If it is correct that being a Christian is more about a relationship, than being religious, then doing faith independently sounds like the natural extension of that principle.
That is, if I’m praying, reading the Bible, loving others, listening to sermon podcasts and maybe even talking about Jesus with my non-Christian friends, why do I need to supplement that with a religious ritual every Sunday?
Aren’t I basically doing all the important parts of church on my own?
Many may well agree with that. And thus argue, ‘‘I don’t need to go to church to be a Christian’’.
True. Going to church (even faithfully every week) does not make you a Christian. Only faith in Jesus makes you a Christian.
But, firstly, church is not a building. It is a community of believers. In that sense, we don’t go to church, we do church.
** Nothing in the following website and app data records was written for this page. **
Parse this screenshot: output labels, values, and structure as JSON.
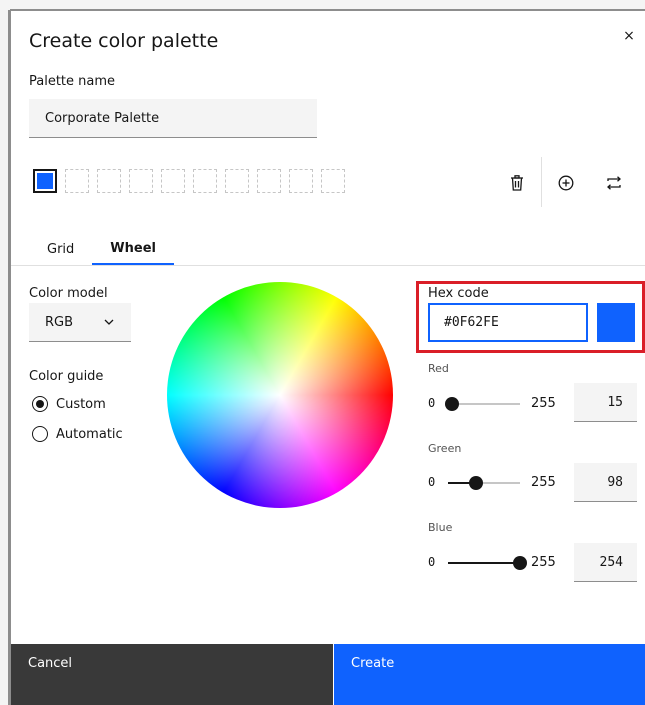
{
  "dialog": {
    "title": "Create color palette",
    "close_glyph": "×"
  },
  "palette_name": {
    "label": "Palette name",
    "value": "Corporate Palette"
  },
  "swatches": {
    "selected_color": "#0F62FE",
    "empty_count": 9
  },
  "toolbar": {
    "icons": [
      "trash-icon",
      "add-circle-icon",
      "swap-icon"
    ]
  },
  "tabs": [
    {
      "label": "Grid",
      "active": false
    },
    {
      "label": "Wheel",
      "active": true
    }
  ],
  "color_model": {
    "label": "Color model",
    "value": "RGB"
  },
  "color_guide": {
    "label": "Color guide",
    "options": [
      {
        "label": "Custom",
        "selected": true
      },
      {
        "label": "Automatic",
        "selected": false
      }
    ]
  },
  "hex": {
    "label": "Hex code",
    "value": "#0F62FE"
  },
  "channels": [
    {
      "label": "Red",
      "min": "0",
      "max": "255",
      "value": "15"
    },
    {
      "label": "Green",
      "min": "0",
      "max": "255",
      "value": "98"
    },
    {
      "label": "Blue",
      "min": "0",
      "max": "255",
      "value": "254"
    }
  ],
  "footer": {
    "cancel_label": "Cancel",
    "create_label": "Create"
  },
  "colors": {
    "primary": "#0f62fe",
    "highlight": "#da1e28",
    "footer_secondary": "#393939"
  }
}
We do community as we meet up with other Christians.
Secondly, being a Christian is never meant to be a solitary existence. God, in his wisdom, established a community of believers for good reason.
We need each other to grow and stay on track as Christians. Community (doing church) is therefore essential to Christianity.
Thus, living as a Christian is about more than doing individual acts of praying, reading the Bible or listening to an on-line sermon. It’s about doing them together, in community.
It’s true that our faith is fundamentally based on a relationship, but it isn’t just a me-and-Jesus thing. We need other people. And just as important, they need us. Hebrews 10:24-25: “... let us consider how we may spur one another on toward love and good deeds, not giving up meeting together, as some are in the habit of doing, but encouraging one another ...”.
And we can’t spur on and encourage one another, on our own.
~ Contributed by Pastor Chris Taylor of Deniliquin Baptist Church, on behalf of the Combined Churches of Deniliquin.